Task statement> List each line of the data in which the string "Official" appears.

Material provided below:

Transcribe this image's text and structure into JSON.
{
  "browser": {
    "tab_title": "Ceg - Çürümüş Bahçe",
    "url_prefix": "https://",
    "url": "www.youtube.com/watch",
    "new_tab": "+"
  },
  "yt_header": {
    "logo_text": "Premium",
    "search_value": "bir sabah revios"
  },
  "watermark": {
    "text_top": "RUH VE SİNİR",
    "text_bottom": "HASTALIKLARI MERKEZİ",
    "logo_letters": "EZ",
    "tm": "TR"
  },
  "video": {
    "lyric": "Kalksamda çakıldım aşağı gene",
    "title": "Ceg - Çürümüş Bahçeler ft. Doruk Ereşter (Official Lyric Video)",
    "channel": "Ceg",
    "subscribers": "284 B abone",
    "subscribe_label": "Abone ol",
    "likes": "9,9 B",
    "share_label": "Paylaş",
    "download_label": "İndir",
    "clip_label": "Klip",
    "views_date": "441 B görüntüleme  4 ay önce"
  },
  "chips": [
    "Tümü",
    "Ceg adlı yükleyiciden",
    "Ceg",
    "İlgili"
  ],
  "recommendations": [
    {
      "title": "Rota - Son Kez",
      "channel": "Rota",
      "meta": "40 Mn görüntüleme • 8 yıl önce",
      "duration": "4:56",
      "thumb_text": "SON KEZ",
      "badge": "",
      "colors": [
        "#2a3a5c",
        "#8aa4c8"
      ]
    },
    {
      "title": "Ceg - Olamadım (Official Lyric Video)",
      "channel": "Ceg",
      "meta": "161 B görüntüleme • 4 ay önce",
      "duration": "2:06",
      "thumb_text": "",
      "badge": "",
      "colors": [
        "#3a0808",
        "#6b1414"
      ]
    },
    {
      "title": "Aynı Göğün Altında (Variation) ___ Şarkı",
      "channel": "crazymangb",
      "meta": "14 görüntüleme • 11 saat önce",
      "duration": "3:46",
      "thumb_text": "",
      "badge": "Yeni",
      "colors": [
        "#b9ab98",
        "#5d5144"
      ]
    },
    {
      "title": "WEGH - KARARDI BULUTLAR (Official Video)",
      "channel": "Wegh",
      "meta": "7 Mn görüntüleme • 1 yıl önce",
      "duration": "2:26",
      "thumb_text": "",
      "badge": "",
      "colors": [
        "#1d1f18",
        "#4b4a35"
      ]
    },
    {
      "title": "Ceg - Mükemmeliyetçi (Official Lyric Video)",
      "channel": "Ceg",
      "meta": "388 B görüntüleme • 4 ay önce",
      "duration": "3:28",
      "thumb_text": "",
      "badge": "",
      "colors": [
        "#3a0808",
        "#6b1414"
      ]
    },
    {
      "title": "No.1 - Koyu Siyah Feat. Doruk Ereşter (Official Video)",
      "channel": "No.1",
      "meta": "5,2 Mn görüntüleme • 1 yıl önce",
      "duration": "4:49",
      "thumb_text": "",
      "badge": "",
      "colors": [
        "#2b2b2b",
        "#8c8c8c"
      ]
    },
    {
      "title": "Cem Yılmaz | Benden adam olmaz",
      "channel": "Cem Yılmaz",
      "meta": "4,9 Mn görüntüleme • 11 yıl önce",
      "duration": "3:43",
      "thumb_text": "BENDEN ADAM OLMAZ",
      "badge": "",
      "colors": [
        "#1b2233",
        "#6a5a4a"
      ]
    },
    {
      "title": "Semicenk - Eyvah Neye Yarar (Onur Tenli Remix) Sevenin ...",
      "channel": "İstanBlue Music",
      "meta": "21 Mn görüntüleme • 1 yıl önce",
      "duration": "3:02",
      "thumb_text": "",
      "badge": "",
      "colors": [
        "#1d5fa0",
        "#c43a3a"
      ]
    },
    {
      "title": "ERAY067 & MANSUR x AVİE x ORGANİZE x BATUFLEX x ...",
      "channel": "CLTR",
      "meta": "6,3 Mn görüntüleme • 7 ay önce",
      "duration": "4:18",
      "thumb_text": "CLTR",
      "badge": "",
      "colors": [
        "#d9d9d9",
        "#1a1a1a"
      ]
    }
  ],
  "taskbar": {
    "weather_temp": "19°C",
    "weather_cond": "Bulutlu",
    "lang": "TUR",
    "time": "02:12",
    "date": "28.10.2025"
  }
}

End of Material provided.

Result of this task>
    "title": "Ceg - Çürümüş Bahçeler ft. Doruk Ereşter (Official Lyric Video)",
      "title": "Ceg - Olamadım (Official Lyric Video)",
      "title": "WEGH - KARARDI BULUTLAR (Official Video)",
      "title": "Ceg - Mükemmeliyetçi (Official Lyric Video)",
      "title": "No.1 - Koyu Siyah Feat. Doruk Ereşter (Official Video)",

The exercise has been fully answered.